Labor Day. Monday, Sept. 6, 2010.
“Oh, you hate your job? Why didn’t you say so? There’s a support group for that. It’s called EVERYBODY, and they meet at the bar.” – Drew Carey
Today, people in my country, the United States, celebrate a national holiday called Labor Day. Labor Day was founded more than 100 years ago by our labor movement, and is “dedicated to the social and economic achievements of American workers.”
It’s a bittersweet holiday this year, as our nation now has an official 9.6% unemployment rate – and that number doesn’t include people who have run out of unemployment benefits, who never had benefits in the first place, who have given up looking for work, or are working at a job far below their educational or experience level and still can’t pay the bills.

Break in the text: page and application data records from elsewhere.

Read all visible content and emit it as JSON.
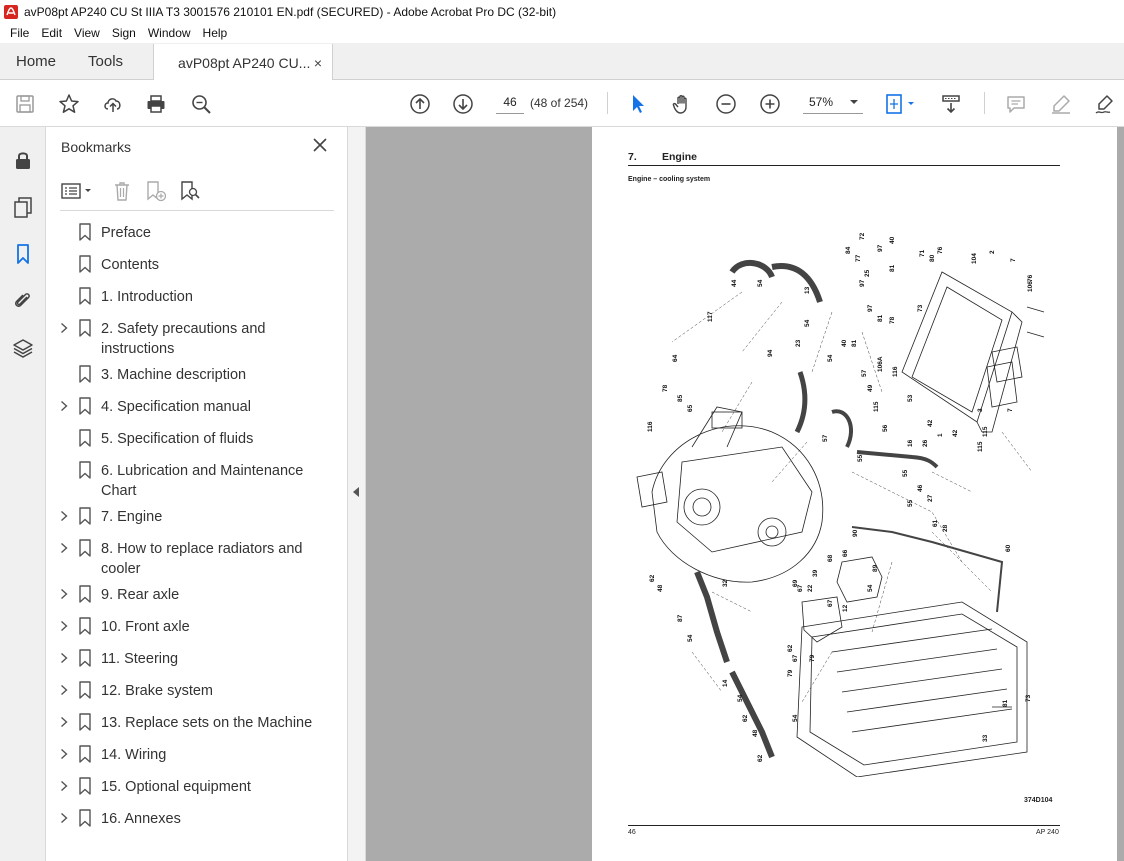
{
  "window": {
    "title": "avP08pt AP240 CU St IIIA T3 3001576 210101 EN.pdf (SECURED) - Adobe Acrobat Pro DC (32-bit)"
  },
  "menu": {
    "items": [
      "File",
      "Edit",
      "View",
      "Sign",
      "Window",
      "Help"
    ]
  },
  "tabs": {
    "home": "Home",
    "tools": "Tools",
    "document": "avP08pt AP240 CU...",
    "close": "×"
  },
  "toolbar": {
    "page_number": "46",
    "page_count": "(48 of 254)",
    "zoom": "57%"
  },
  "bookmarks": {
    "title": "Bookmarks",
    "close": "×",
    "items": [
      {
        "label": "Preface",
        "expandable": false
      },
      {
        "label": "Contents",
        "expandable": false
      },
      {
        "label": "1. Introduction",
        "expandable": false
      },
      {
        "label": "2. Safety precautions and instructions",
        "expandable": true
      },
      {
        "label": "3. Machine description",
        "expandable": false
      },
      {
        "label": "4. Specification manual",
        "expandable": true
      },
      {
        "label": "5. Specification of fluids",
        "expandable": false
      },
      {
        "label": "6. Lubrication and Maintenance Chart",
        "expandable": false
      },
      {
        "label": "7. Engine",
        "expandable": true
      },
      {
        "label": "8. How to replace radiators and cooler",
        "expandable": true
      },
      {
        "label": "9. Rear axle",
        "expandable": true
      },
      {
        "label": "10. Front axle",
        "expandable": true
      },
      {
        "label": "11. Steering",
        "expandable": true
      },
      {
        "label": "12. Brake system",
        "expandable": true
      },
      {
        "label": "13. Replace sets on the Machine",
        "expandable": true
      },
      {
        "label": "14. Wiring",
        "expandable": true
      },
      {
        "label": "15. Optional equipment",
        "expandable": true
      },
      {
        "label": "16. Annexes",
        "expandable": true
      }
    ]
  },
  "document_page": {
    "chapter_number": "7.",
    "chapter_title": "Engine",
    "subtitle": "Engine – cooling system",
    "figure_code": "374D104",
    "footer_page": "46",
    "footer_model": "AP 240",
    "part_callouts": [
      "72",
      "40",
      "97",
      "84",
      "77",
      "76",
      "104",
      "2",
      "7",
      "54",
      "44",
      "13",
      "97",
      "25",
      "81",
      "71",
      "80",
      "76",
      "106",
      "117",
      "54",
      "23",
      "97",
      "81",
      "78",
      "73",
      "64",
      "78",
      "85",
      "65",
      "94",
      "54",
      "40",
      "81",
      "57",
      "106A",
      "49",
      "116",
      "115",
      "56",
      "42",
      "3",
      "7",
      "116",
      "57",
      "53",
      "16",
      "26",
      "1",
      "42",
      "115",
      "115",
      "55",
      "55",
      "46",
      "55",
      "27",
      "61",
      "28",
      "60",
      "90",
      "66",
      "68",
      "89",
      "54",
      "62",
      "48",
      "87",
      "69",
      "67",
      "22",
      "39",
      "67",
      "12",
      "62",
      "54",
      "14",
      "79",
      "67",
      "79",
      "54",
      "62",
      "48",
      "54",
      "62",
      "33",
      "81",
      "73",
      "32"
    ]
  },
  "colors": {
    "accent_blue": "#1473e6",
    "doc_background": "#ababab",
    "panel_background": "#f0f0f0"
  }
}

People who have crunched those numbers come up with a much higher figure – as of today, 21.5%. Essentially, we’re looking at figures similar to The Great Depression of the 1930s. And many of those people who are fortunate enough to be employed right now are like me – they’re worried about the future of their own employment as the Recession continues on and on. Or, they are trapped in jobs they detest, in bad working conditions, because they can’t find anyone else who is hiring.
All of this is scary news to people who care about suicide. According to John L. McIntosh, a psychology professor who researches suicide trends at Indiana University, “There is a link (to suicide) with circumstances that come along with a Recession, such as unemployment and home foreclosure … People who have lost their jobs commit suicide at rates two times to four times as high as those who are employed.”
In addition, health insurance is tied to employment in America. People being treated for depression, and perhaps being stabilized on medication, usually lose their health care when they lose their employment, making a bad situation worse and potentially more deadly.
Speaking of health care for those with depression and other illnesses, many American states lack “parity” laws, which means that many people can work and have health care benefits, but those benefits do not include mental health care. And once someone has been diagnosed with any mental illness, that illness becomes a pre-existing condition – which means that an individual might be unable to purchase health insurance at any cost. Some of these laws are changing, but not in time for people now in crisis.
It’s scary out there, in many ways. And it doesn’t look like things are going to improve soon. As we celebrate Labor Day this year, I ask anyone with a stable, secure job they enjoy to thank God for their situation. For those concerned about layoffs, or unhappy with their positions, I hope you can research other possibilities. And for those that are jobless, I pray that and that you find employment soon … and that you will hold on to life.